Then there ‘s the problem of character decisions. For instance, supposing a character suspects that someone has come into their house – fairly common in thrillers. What do they do about it? Do they tell anyone? Call the police (assuming the police will take it seriously)? What happens the next time the character suspects that someone has entered their property? This would warrant a greater sense of unease and uncertainty, along with another decision on the character’s part – and so forth. Each incident has to reveal something new. The tension has to develop. Faces at the window don’t really work anymore (perhaps they never did). Nor do shadows in the dusk, unless they somehow feature in the character’s overall psychological makeup. In writing, problems often arise when some element of the story (plot, reactions, accompanying emotions, potential for fear, resulting decisions) fails to come across as convincing. Any reaction or lead, though, is plausible, as long as it is presented persuasively.
On a different note…despite the many difficulties I encountered in putting the story together, I genuinely liked my characters from early on and felt they had a valid story to tell. In other words, I felt passionate about Secrets but not as passionate about the pre-debut novel.
Q: What about the names of characters?
A: The easy part. You chose a common first name and draw attention to the character by the choice of surname or association with a geographical area. Alternatively, you can choose a name that conjures up a particularly strong image, then show how the character deviates considerably from that image, bit by bit.
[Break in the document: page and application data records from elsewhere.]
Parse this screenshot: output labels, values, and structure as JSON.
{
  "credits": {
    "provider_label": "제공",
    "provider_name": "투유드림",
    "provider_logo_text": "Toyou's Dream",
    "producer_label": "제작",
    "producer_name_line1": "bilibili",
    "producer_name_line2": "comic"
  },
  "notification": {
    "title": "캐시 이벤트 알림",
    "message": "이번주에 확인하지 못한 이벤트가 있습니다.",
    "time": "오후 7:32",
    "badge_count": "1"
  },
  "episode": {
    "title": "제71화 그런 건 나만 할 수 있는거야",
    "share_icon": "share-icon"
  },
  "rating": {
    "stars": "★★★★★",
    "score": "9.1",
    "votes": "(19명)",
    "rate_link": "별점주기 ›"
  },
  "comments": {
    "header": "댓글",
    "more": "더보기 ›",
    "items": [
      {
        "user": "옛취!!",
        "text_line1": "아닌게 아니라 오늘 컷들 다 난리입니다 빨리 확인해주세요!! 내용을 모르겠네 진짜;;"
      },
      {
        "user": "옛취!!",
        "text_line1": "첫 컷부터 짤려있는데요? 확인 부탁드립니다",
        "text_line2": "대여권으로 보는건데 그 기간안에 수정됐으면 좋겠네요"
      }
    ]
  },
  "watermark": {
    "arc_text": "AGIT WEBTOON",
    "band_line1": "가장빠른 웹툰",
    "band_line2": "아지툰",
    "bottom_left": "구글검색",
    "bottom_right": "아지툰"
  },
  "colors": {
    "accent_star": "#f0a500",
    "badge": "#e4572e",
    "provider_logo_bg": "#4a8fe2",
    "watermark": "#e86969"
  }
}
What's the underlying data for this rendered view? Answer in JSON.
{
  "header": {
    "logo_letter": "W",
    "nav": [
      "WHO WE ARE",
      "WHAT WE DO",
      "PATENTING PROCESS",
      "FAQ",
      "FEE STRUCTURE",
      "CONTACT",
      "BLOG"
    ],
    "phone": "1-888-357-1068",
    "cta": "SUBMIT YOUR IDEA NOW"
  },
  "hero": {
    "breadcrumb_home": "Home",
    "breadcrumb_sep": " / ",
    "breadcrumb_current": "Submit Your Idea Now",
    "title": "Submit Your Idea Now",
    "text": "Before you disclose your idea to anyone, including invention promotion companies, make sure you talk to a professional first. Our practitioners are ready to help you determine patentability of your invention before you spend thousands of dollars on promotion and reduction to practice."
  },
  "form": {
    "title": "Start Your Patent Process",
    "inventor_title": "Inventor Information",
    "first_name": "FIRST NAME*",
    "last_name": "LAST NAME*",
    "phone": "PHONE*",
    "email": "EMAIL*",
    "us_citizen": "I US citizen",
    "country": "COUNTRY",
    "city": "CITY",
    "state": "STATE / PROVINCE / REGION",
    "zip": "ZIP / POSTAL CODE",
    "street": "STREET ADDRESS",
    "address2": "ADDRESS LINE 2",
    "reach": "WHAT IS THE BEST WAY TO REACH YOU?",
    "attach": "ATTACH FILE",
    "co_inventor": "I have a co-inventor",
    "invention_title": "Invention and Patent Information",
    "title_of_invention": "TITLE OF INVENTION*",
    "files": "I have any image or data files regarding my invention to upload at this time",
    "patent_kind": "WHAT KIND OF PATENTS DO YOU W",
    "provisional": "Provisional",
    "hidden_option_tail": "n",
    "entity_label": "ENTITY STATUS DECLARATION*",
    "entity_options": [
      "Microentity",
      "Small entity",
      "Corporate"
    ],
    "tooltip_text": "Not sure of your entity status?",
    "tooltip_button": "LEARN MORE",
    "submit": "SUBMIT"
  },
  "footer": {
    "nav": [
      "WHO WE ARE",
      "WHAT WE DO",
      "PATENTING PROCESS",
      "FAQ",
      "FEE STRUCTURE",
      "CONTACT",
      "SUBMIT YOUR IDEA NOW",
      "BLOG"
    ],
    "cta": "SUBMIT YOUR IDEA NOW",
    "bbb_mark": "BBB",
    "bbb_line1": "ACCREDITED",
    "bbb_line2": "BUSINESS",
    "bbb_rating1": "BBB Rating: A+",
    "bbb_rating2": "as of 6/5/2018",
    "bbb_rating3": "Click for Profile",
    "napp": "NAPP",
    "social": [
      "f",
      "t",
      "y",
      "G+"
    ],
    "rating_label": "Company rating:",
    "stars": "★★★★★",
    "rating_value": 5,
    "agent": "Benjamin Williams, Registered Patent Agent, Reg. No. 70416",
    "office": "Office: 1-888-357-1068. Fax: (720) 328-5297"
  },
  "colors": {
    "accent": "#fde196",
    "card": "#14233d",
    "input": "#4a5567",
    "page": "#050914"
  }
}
Q: And you like photography?
A: Yes. I often take photo albums and upload them to sites like Facebook, WordPress and Flickr. In particular, I enjoy creating photo collages. However, unlike with the music and writing, I consider myself to be an amateur photographer. I also love graphic design and anything to do with websites – but again, I consider myself to be a well-informed amateur, and not a professional, on those subjects.
Q: Will you write anything else?
A: At the moment, I’m not sure. I put a lot into Secrets and the other novel and I don’t know whether I want to go through the entire process again from scratch. It gets exhausting. At the same time, I can’t really imagine myself not doing so, and I guess I probably will get to work on another project at some point.
UPDATE: HAVE JUST COMPLETED A 74,000 WORD NOVEL FEATURING AN ADOLESCENT PROTAGONIST/CRIME THRILLER
Q: And the music?
A: I’m currently polishing up that great Beethoven sonata, The Pathetique, and I hope to record it online soon, along with various works by Chopin and Scriabin. In some ways, I would prefer to concentrate on the music for a while. For me, the music’s more personal. The music’s me.
Q: Any advice for hopeful musicians, writers, artists?
A: Yes. Keep on with it and find a way of sharing it with the public. If the content has merit, it will show, and you may well get international exposure via the internet and not have to pay much for that (if anything). But don’t expect a financial breakthrough from your work, because it probably won’t come.
Secrets by Lawrence Estrey – is available from Amazon (paperback, e-book). Genre: psychological thriller.
Newspaper article on author.
Local musician publishes crime thriller